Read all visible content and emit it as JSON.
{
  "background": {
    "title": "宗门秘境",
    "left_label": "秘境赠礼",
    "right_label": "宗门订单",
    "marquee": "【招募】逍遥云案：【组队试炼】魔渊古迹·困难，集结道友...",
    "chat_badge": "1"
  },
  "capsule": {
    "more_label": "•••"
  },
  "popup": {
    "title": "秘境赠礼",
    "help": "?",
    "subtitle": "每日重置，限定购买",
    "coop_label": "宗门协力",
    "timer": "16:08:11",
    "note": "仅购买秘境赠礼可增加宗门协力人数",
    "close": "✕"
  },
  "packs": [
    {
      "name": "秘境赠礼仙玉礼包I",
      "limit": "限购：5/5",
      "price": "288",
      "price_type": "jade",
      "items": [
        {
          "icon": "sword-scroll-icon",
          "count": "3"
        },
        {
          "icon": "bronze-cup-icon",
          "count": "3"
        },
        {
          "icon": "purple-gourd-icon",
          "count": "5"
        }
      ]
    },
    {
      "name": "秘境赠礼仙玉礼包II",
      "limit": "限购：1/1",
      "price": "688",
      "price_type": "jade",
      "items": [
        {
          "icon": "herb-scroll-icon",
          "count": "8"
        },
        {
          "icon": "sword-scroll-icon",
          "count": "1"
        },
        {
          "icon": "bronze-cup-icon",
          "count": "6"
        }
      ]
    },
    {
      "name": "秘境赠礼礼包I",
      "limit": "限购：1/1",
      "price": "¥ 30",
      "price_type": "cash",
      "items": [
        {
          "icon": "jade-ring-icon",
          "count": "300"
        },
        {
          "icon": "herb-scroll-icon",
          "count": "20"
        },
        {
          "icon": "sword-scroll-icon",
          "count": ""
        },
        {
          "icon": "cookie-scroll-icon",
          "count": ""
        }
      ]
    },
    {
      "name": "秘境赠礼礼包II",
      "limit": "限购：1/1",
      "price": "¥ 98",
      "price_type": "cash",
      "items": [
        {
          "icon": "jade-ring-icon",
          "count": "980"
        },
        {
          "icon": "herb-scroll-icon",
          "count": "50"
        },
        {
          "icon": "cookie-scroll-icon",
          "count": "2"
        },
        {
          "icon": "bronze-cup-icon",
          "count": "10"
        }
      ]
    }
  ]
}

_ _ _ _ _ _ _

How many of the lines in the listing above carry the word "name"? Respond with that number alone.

4